“If Western countries had not invaded Iraq, the terrorist group of ISIS (a terrorist organization banned in Russia — approx. ed.) and other Islamist terrorist groups would not have received such wide support. Therefore, we are indirectly responsible for the increased terrorist threat, the victims of which we were” — Nicholas Sitter (Nikolai Sitter).
The expert engaged in the study of the problem of terror, argues that Western countries should assume a greater share of responsibility for what are exposed to the increased terrorist threat.
Sitter — Professor of political economy at the commercial Institute BI and Professor of public policy at Central European University in Budapest. Sitter learns of a terrorist organization and methods of combating terrorism. Recently, the researcher of problems of terror released the book “the History of terrorism: assassination and the fight against terror from Bakunin to LIH.”
“I think in the coming years, we will experience growth in the number of terrorist attacks in Western Europe. These attacks will stand armed Islamists. Most likely, the threat will increase for countries such as Belgium and France, because there are well organized groups of terrorists are already entrenched in the field,” says Nicholas Sitter.
As other countries that may be subject to terrorist attacks, Sitter calls Germany and Britain, and everywhere for such attacks will stand sympathetic loners, operating independently, without any big support. The same can be said about Norway.
Exaggerating the threat
Although experts expect the growth of terrorist attacks in Europe and the United States in the coming years, Stephen David Rachael (Stephen David Reicher) believes the fear of terror is exaggerated. A famous scientist — Professor of political psychology at St. Andrews University in Scotland.
“If you look at the number of people killed in terrorist attacks in Europe and the United States, the numbers are very low. In fact, the concern should experience in the middle East,” says Rachael.
In the past 16 years there has been a significant increase in the number of victims of terrorist acts, but still the number of terrorist attacks is significantly less than in the 1970-1980-ies. Only one percent of terrorist attacks have in Western countries, most often the attacks occur in areas of hostilities, the figures derived NRK at the Institute of peace studies and Uppsala University. However, terror is what we fear the most.

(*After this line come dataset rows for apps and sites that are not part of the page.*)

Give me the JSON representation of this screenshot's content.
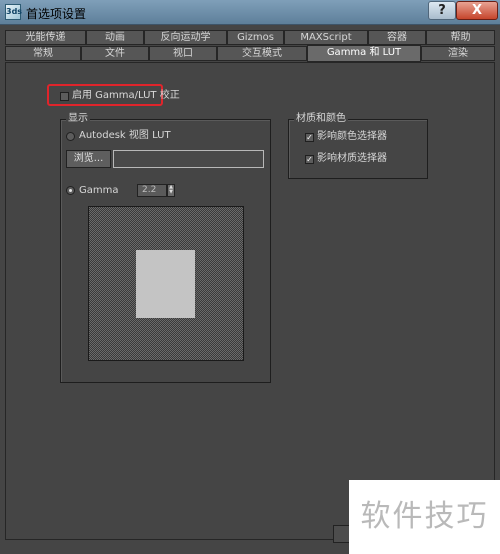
{
  "window": {
    "title": "首选项设置",
    "icon_label": "3ds",
    "help_label": "?",
    "close_label": "X"
  },
  "tabs_row1": [
    "光能传递",
    "动画",
    "反向运动学",
    "Gizmos",
    "MAXScript",
    "容器",
    "帮助"
  ],
  "tabs_row2": [
    "常规",
    "文件",
    "视口",
    "交互模式",
    "Gamma 和 LUT",
    "渲染"
  ],
  "active_tab": "Gamma 和 LUT",
  "gamma_lut": {
    "enable_label": "启用 Gamma/LUT 校正",
    "enable_checked": false
  },
  "display_group": {
    "title": "显示",
    "autodesk_lut_label": "Autodesk 视图 LUT",
    "autodesk_lut_selected": false,
    "browse_label": "浏览...",
    "path_value": "",
    "gamma_label": "Gamma",
    "gamma_selected": true,
    "gamma_value": "2.2"
  },
  "materials_group": {
    "title": "材质和颜色",
    "affect_color_selector_label": "影响颜色选择器",
    "affect_color_selector_checked": true,
    "affect_material_selector_label": "影响材质选择器",
    "affect_material_selector_checked": true
  },
  "watermark": "软件技巧",
  "colors": {
    "highlight": "#e0242b",
    "panel_bg": "#454545",
    "title_bar": "#7f9fb9"
  }
}
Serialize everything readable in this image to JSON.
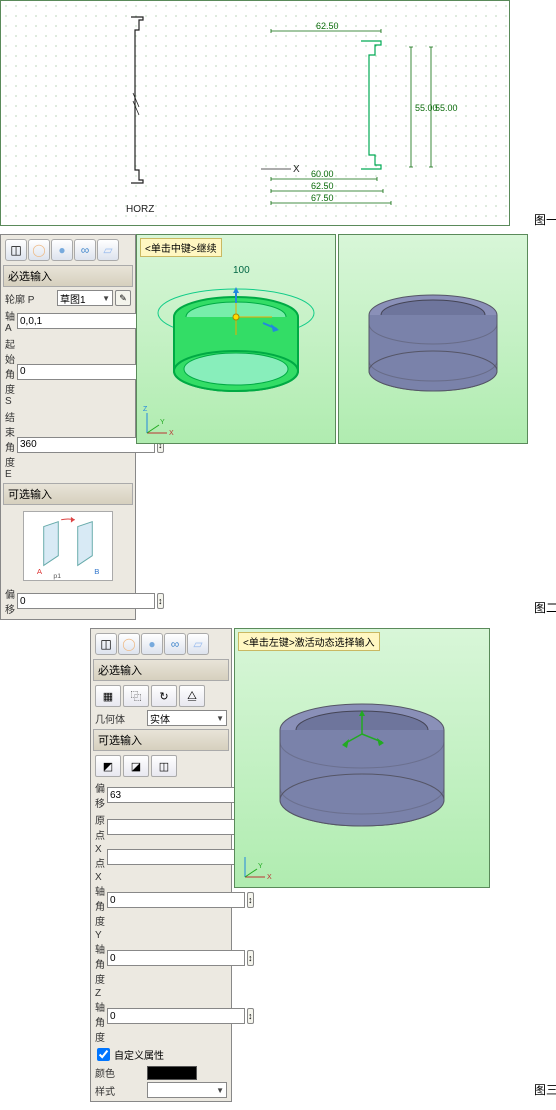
{
  "fig1": {
    "label": "图一",
    "axis_x": "X",
    "ref_label": "HORZ",
    "dims": {
      "d1": "62.50",
      "d2": "55.00",
      "d2b": "55.00",
      "d3": "60.00",
      "d4": "62.50",
      "d5": "67.50"
    }
  },
  "fig2": {
    "label": "图二",
    "hint": "<单击中键>继续",
    "dim_h": "100",
    "panel": {
      "section_required": "必选输入",
      "section_optional": "可选输入",
      "f_section": "轮廓 P",
      "f_section_val": "草图1",
      "f_axis": "轴 A",
      "f_axis_val": "0,0,1",
      "f_start": "起始角度 S",
      "f_start_val": "0",
      "f_end": "结束角度 E",
      "f_end_val": "360",
      "f_offset": "偏移",
      "f_offset_val": "0",
      "p_labels": {
        "a": "A",
        "b": "B",
        "p1": "p1"
      }
    }
  },
  "fig3": {
    "label": "图三",
    "hint": "<单击左键>激活动态选择输入",
    "panel": {
      "section_required": "必选输入",
      "section_optional": "可选输入",
      "f_geom": "几何体",
      "f_geom_val": "实体",
      "f_offset": "偏移",
      "f_offset_val": "63",
      "f_origin": "原点",
      "f_origin_val": "",
      "f_xpt": "X 点",
      "f_xpt_val": "",
      "f_xang": "X 轴角度",
      "f_xang_val": "0",
      "f_yang": "Y 轴角度",
      "f_yang_val": "0",
      "f_zang": "Z 轴角度",
      "f_zang_val": "0",
      "custom_attr": "自定义属性",
      "f_color": "颜色",
      "f_style": "样式"
    }
  }
}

“The problem is that we have a culture that keeps telling us that we are in danger. Every time you’re at the airport, he passes a security check and it indicates that a danger exists. Public buildings protected by fences and security cameras. We live in a culture of fear sees fear everywhere in our daily life.
Fear as a tool of political power
Besides, according to Rachael, political leaders fuels our insecurities, playing on fear in the political debates. Fear, says Rachael, has become a powerful political weapon, especially in right populist parties that are gaining in Europe, more and more supporters.
“They are trying to say that we are threatened both symbolically and concretely. Symbolically — because it threatens our way of life, specifically because it threatens our jobs and security. Fear brings people together, and it creates support such a way of thinking.”